Jamelle Bouie: Did You Really Think Trump Would Mourn With Us?
The president’s indifference to collective grieving is of a piece with a political movement that denies our collective ties.
More than a hundred thousand lives have been lost to the Covid-19 pandemic in the United States, and while individuals and families have certainly grieved for their loved ones, there has been almost nothing in the way of a public remembrance of the lives lost. No national address; no moment of silence or official recognition beyond the occasional tweet. No sense from the president or his subordinates that these were untimely deaths — needless losses that ought to occasion collective mourning. There will be no speech like President Barack Obama’s in the wake of the Mother Emanuel shooting in Charleston; no address like President Ronald Reagan’s after the Challenger disaster.
Civil society has tried to fill the gap. Both The New York Times and The Washington Post have devoted their pages to memorials, as have local and regional newspapers across the country. But the political vacuum matters. It’s also predictable.

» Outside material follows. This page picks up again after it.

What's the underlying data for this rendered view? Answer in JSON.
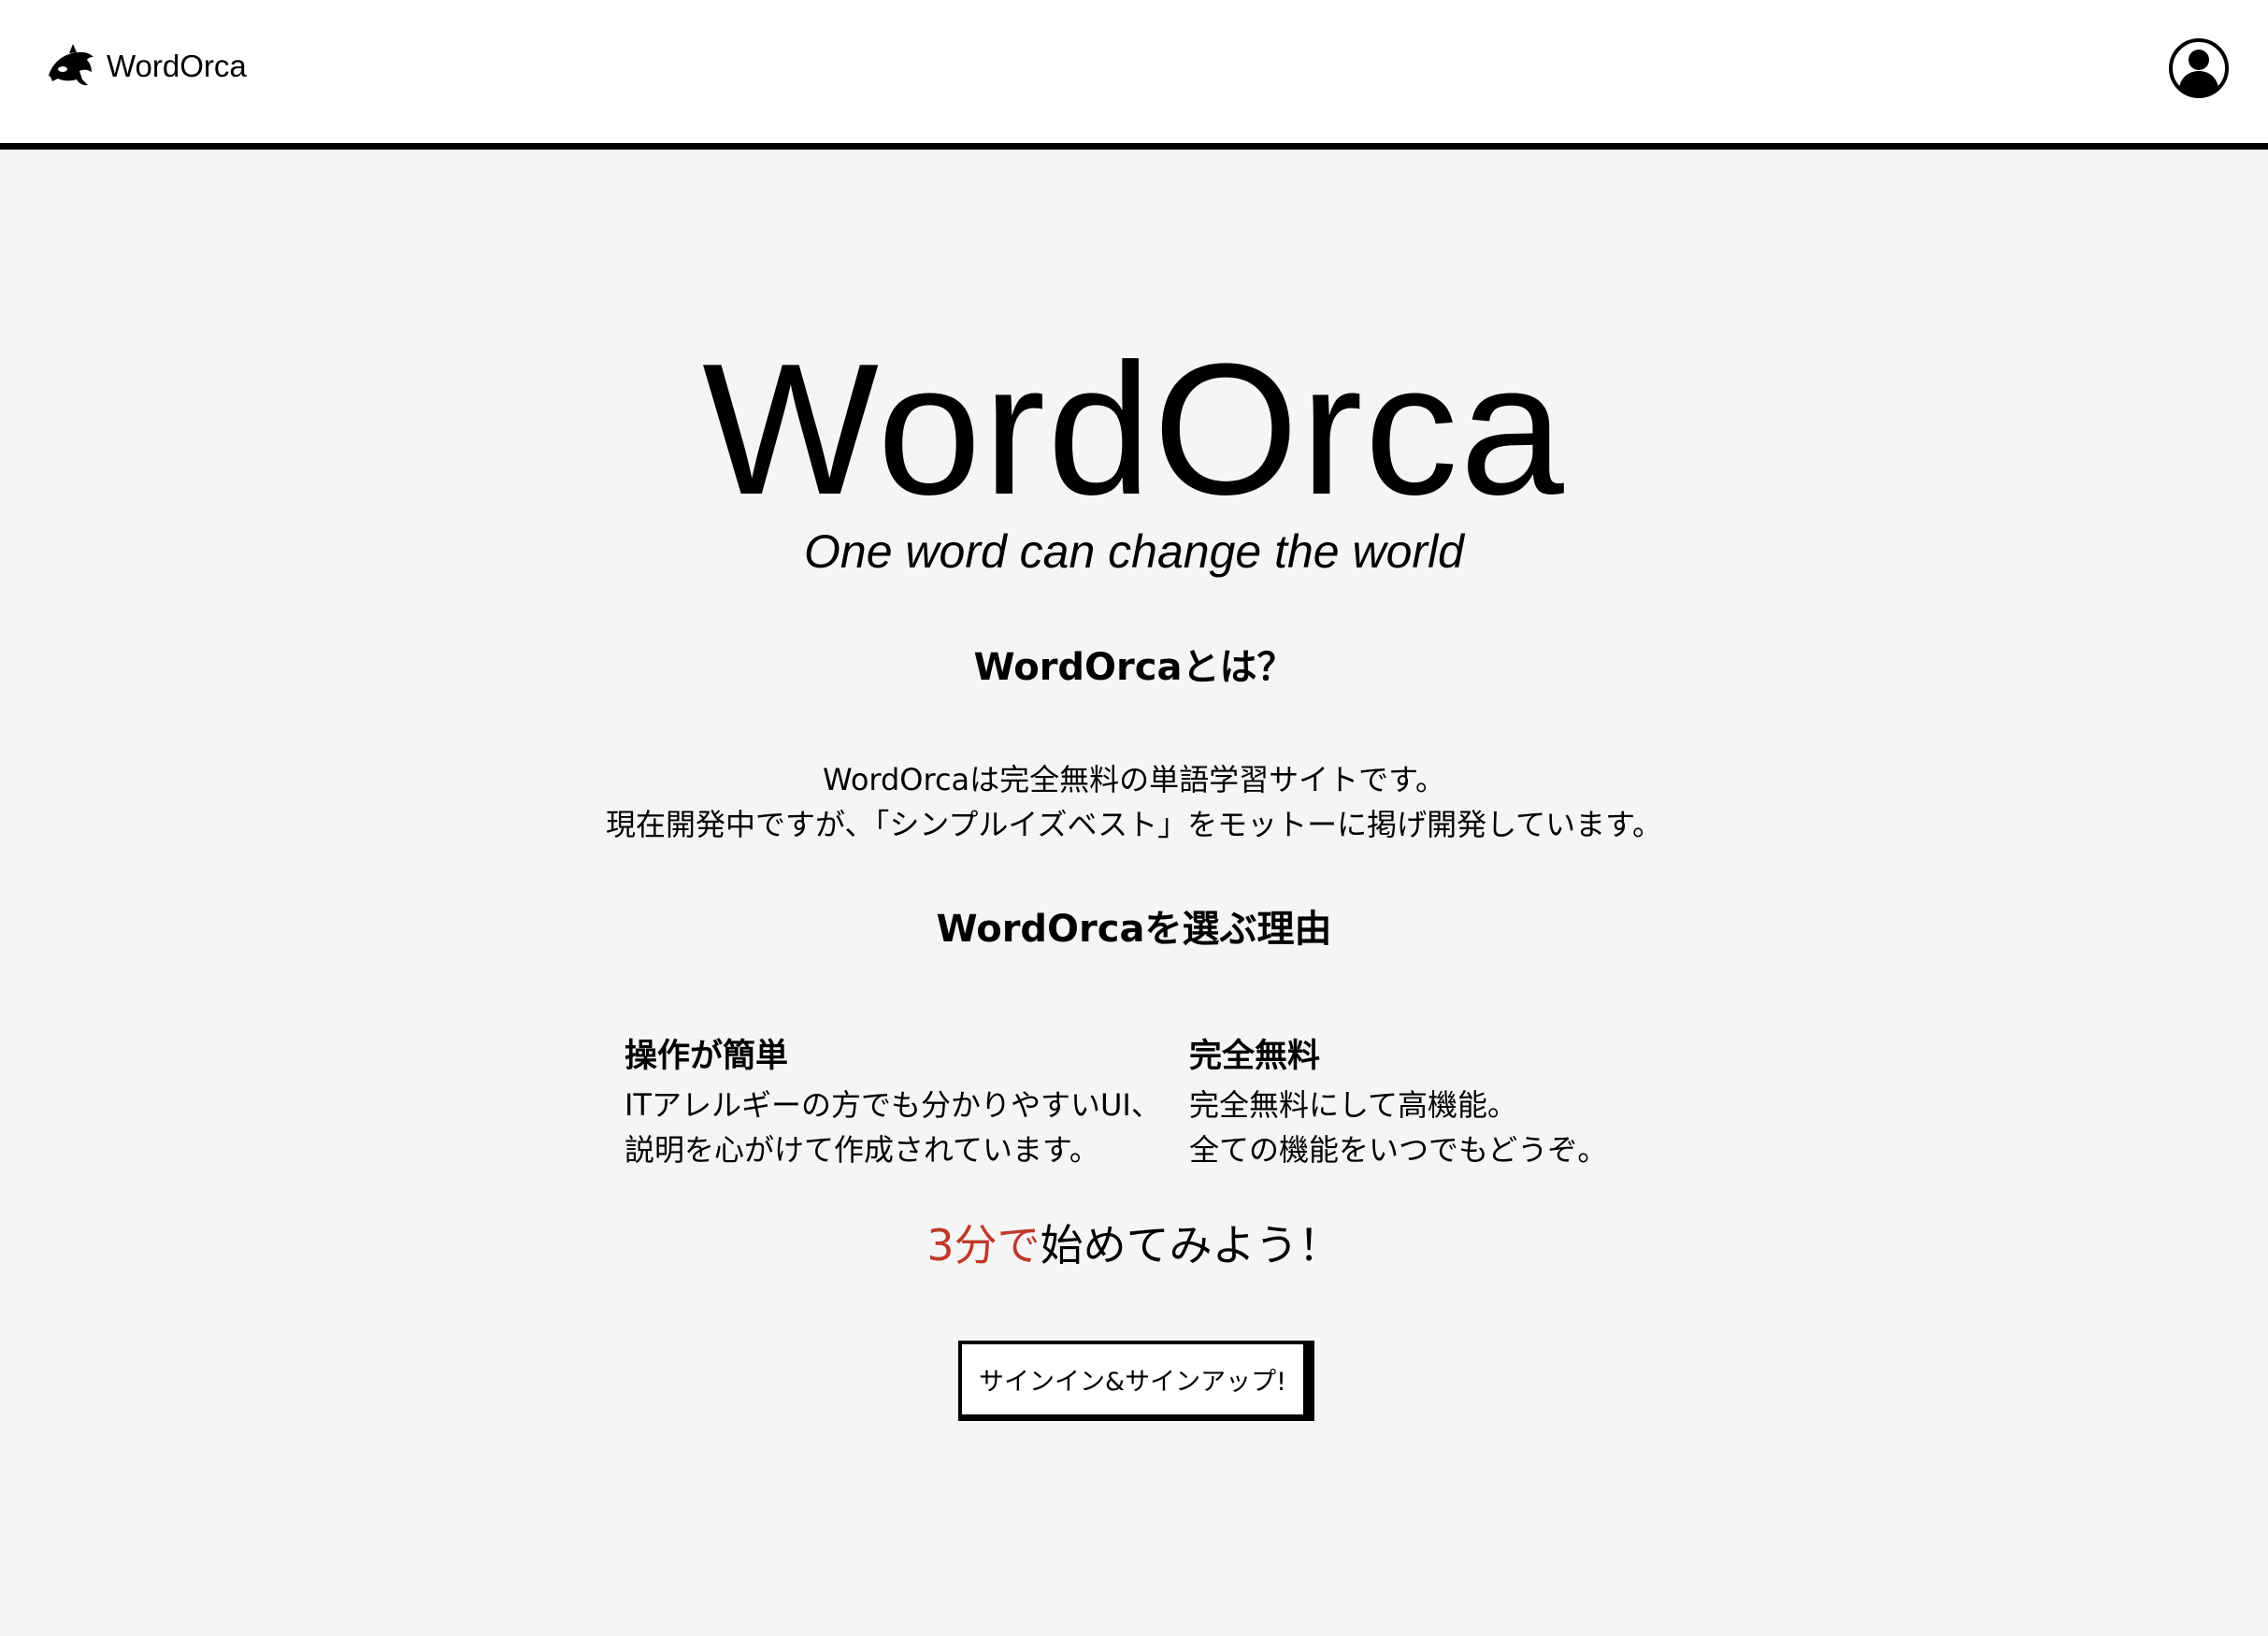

The president’s indifference to collective mourning is of a piece with a political movement that denies our collective ties as well as the obligations we have to each other. If Trump represents a radical political solipsism, in which his is the only interest that exists, then it makes all the sense in the world that neither he nor his allies would see or even understand the need for public and collective mourning — an activity that heightens our vulnerability, centers our interconnectedness and stands as a challenge to the politics of selfishness and domination.
We need to more fully come to terms with an unpleasant truth. It begins here: Donald Trump simply does not accept that he has any institutional obligation of any kind as president to use the White House’s formidable communications powers to calm the nation at moments of severe tension and hardship.
Instead, he views it as beneficial to his reelection to actively incite further hatred. Because Trump’s self-interest matters incalculably more to him than the national interest does, so he will act.
Trump issued new tweets overnight that explicitly threatened military violence against looters in Minneapolis, where protests have erupted over the police killing of George Floyd.
“Just spoke to Governor Tim Walz, and told him that the Military is with him all the way,” Trump said, in a reference to the governor of Minnesota. “Any difficulty and we will assume control but, when the looting starts, the shooting starts. Thank you!”
Twitter affixed a warning to this, noting it had violated its rules “about glorifying violence.”
Setting aside whether Trump will or even can do this, the intent of the threat itself is the thing here — not just to glorify violence but to glorify his willingness to threaten it against urban protesters, should they get out of hand.
The “thank you,” a phrase that often follows Trump’s tweeted self-praise, is a dead giveaway. It’s almost as if he’s taking a bow for having issued this threat, or saying he should be thanked for it.
But it doesn’t have to be this way.